Under 35 U.S.C. § 285 (“§ 285”), “[t]he court in exceptional cases may award attorney fees to the prevailing party.”  Although the statutory language does not differentiate between prevailing plaintiffs and defendants, the Federal Circuit has developed substantially different standards for determining whether a case is “exceptional” depending on which party prevails.

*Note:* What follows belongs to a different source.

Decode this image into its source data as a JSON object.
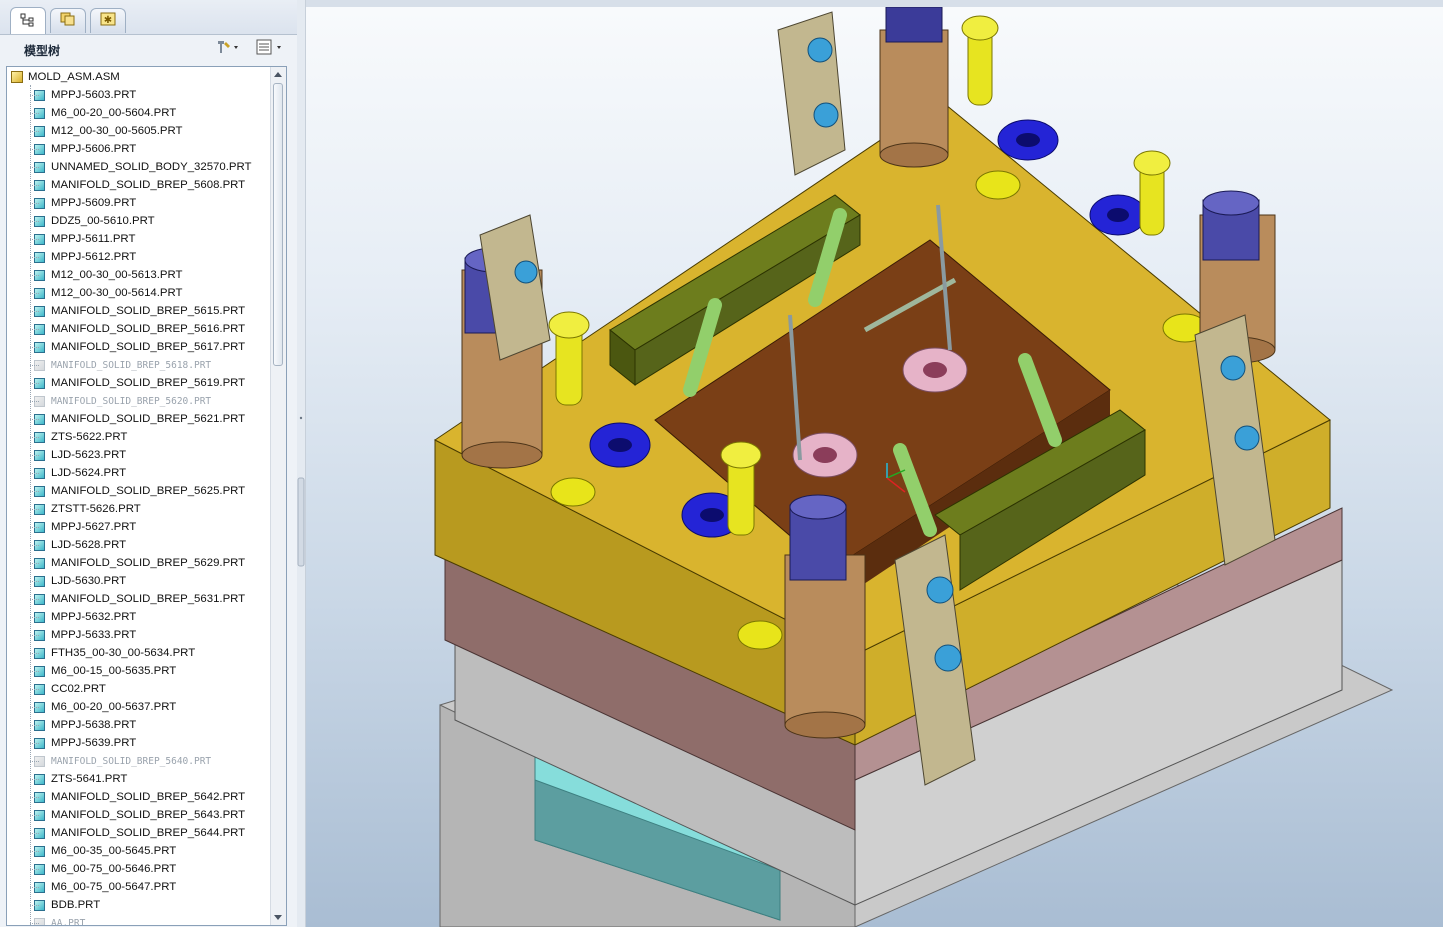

In the context of a prevailing plaintiff, a court may find a case “exceptional” by showing that the defendant engaged in “willful infringement.” Minks v. Polaris Indus., 546 F.3d 1364, 1375 (Fed. Cir. 2008) (upholding exceptional case determination and award of attorneys’ fees based on jury finding of willful infringement).  “An express finding of willful infringement is a sufficient basis for classifying a case as ‘exceptional,’ and indeed, when a trial court denies attorney fees in spite of a finding of willful infringement, the court must explain why the case is not ‘exceptional’ within the meaning of the statute.”  Modine Mfg. Co. v. Allen Group, Inc., 917 F.2d 538, 543 (Fed. Cir. 1990); Tate Access Floors, Inc. v. Maxcess Techs., Inc., 222 F.3d 958, 972 (Fed. Cir. 2000) (same).  To demonstrate willful infringement, the patentee must show “that the infringer acted despite an objectively high likelihood that its actions constituted infringement of a valid patent.” In re Seagate Technology, LLC, 497 F.3d 1360, 1371 (Fed. Cir. 2007).   As the Federal Circuit made clear in Seagate, this is an objective test under which an infringer may be found to have acted willfully when it knew or should have known of the risk. Id. (more…)